_TASK INPUTS_.
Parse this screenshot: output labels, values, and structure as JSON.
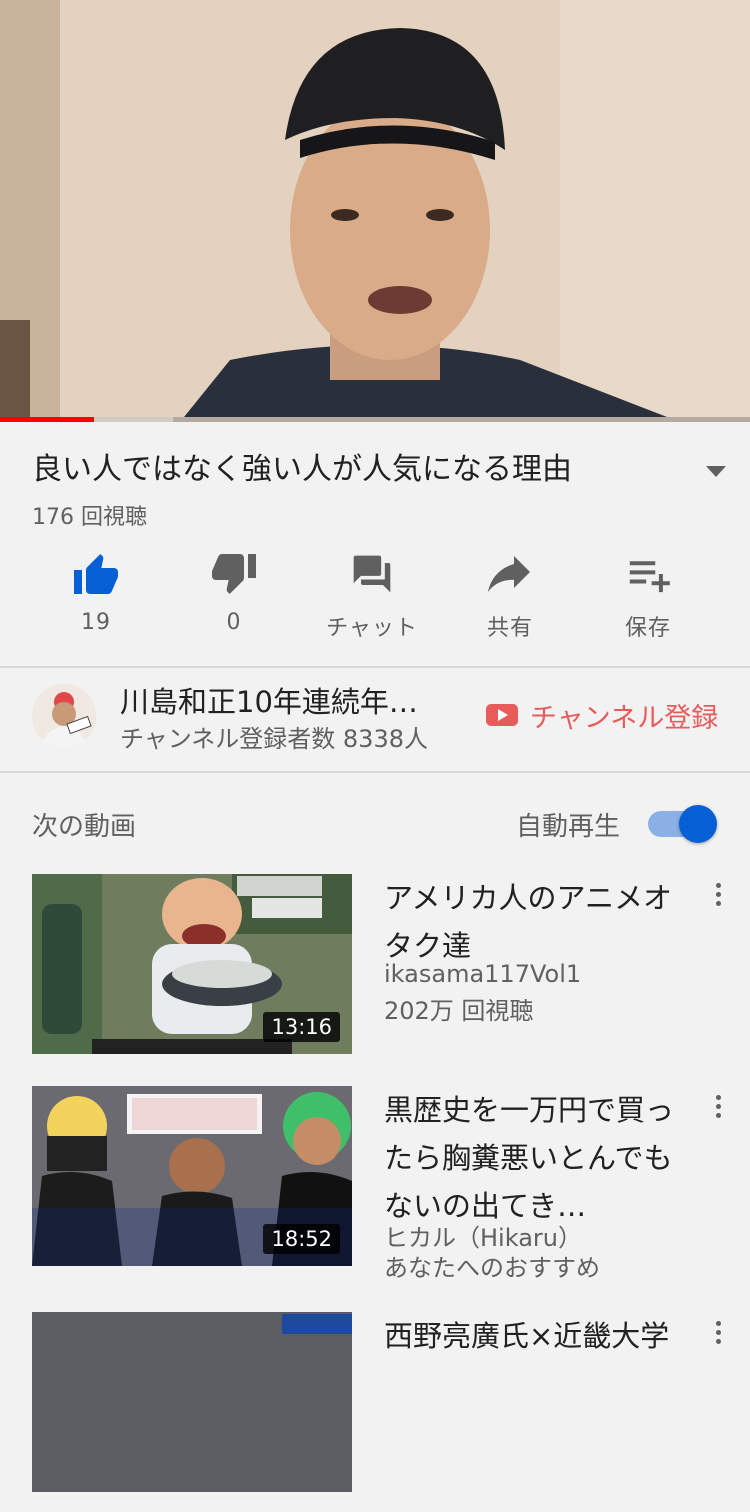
{
  "player": {
    "progress_played": 0.125,
    "progress_buffered": 0.23
  },
  "video": {
    "title": "良い人ではなく強い人が人気になる理由",
    "views": "176 回視聴"
  },
  "actions": {
    "like": {
      "count": "19",
      "icon": "thumb-up-icon",
      "color": "#065fd4"
    },
    "dislike": {
      "count": "0",
      "icon": "thumb-down-icon"
    },
    "chat": {
      "label": "チャット",
      "icon": "chat-icon"
    },
    "share": {
      "label": "共有",
      "icon": "share-icon"
    },
    "save": {
      "label": "保存",
      "icon": "playlist-add-icon"
    }
  },
  "channel": {
    "name": "川島和正10年連続年…",
    "subscribers": "チャンネル登録者数 8338人",
    "subscribe_label": "チャンネル登録",
    "subscribe_color": "#e85b5b"
  },
  "up_next": {
    "label": "次の動画",
    "autoplay_label": "自動再生",
    "autoplay_on": true,
    "items": [
      {
        "title": "アメリカ人のアニメオタク達",
        "channel": "ikasama117Vol1",
        "meta": "202万 回視聴",
        "duration": "13:16"
      },
      {
        "title": "黒歴史を一万円で買ったら胸糞悪いとんでもないの出てき…",
        "channel": "ヒカル（Hikaru）",
        "meta": "あなたへのおすすめ",
        "duration": "18:52"
      },
      {
        "title": "西野亮廣氏×近畿大学"
      }
    ]
  }
}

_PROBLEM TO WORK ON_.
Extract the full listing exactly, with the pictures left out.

_WRITTEN RESPONSE_.
Parse this screenshot: output labels, values, and structure as JSON.
{
  "player": {
    "progress_played": 0.125,
    "progress_buffered": 0.23
  },
  "video": {
    "title": "良い人ではなく強い人が人気になる理由",
    "views": "176 回視聴"
  },
  "actions": {
    "like": {
      "count": "19",
      "icon": "thumb-up-icon",
      "color": "#065fd4"
    },
    "dislike": {
      "count": "0",
      "icon": "thumb-down-icon"
    },
    "chat": {
      "label": "チャット",
      "icon": "chat-icon"
    },
    "share": {
      "label": "共有",
      "icon": "share-icon"
    },
    "save": {
      "label": "保存",
      "icon": "playlist-add-icon"
    }
  },
  "channel": {
    "name": "川島和正10年連続年…",
    "subscribers": "チャンネル登録者数 8338人",
    "subscribe_label": "チャンネル登録",
    "subscribe_color": "#e85b5b"
  },
  "up_next": {
    "label": "次の動画",
    "autoplay_label": "自動再生",
    "autoplay_on": true,
    "items": [
      {
        "title": "アメリカ人のアニメオタク達",
        "channel": "ikasama117Vol1",
        "meta": "202万 回視聴",
        "duration": "13:16"
      },
      {
        "title": "黒歴史を一万円で買ったら胸糞悪いとんでもないの出てき…",
        "channel": "ヒカル（Hikaru）",
        "meta": "あなたへのおすすめ",
        "duration": "18:52"
      },
      {
        "title": "西野亮廣氏×近畿大学"
      }
    ]
  }
}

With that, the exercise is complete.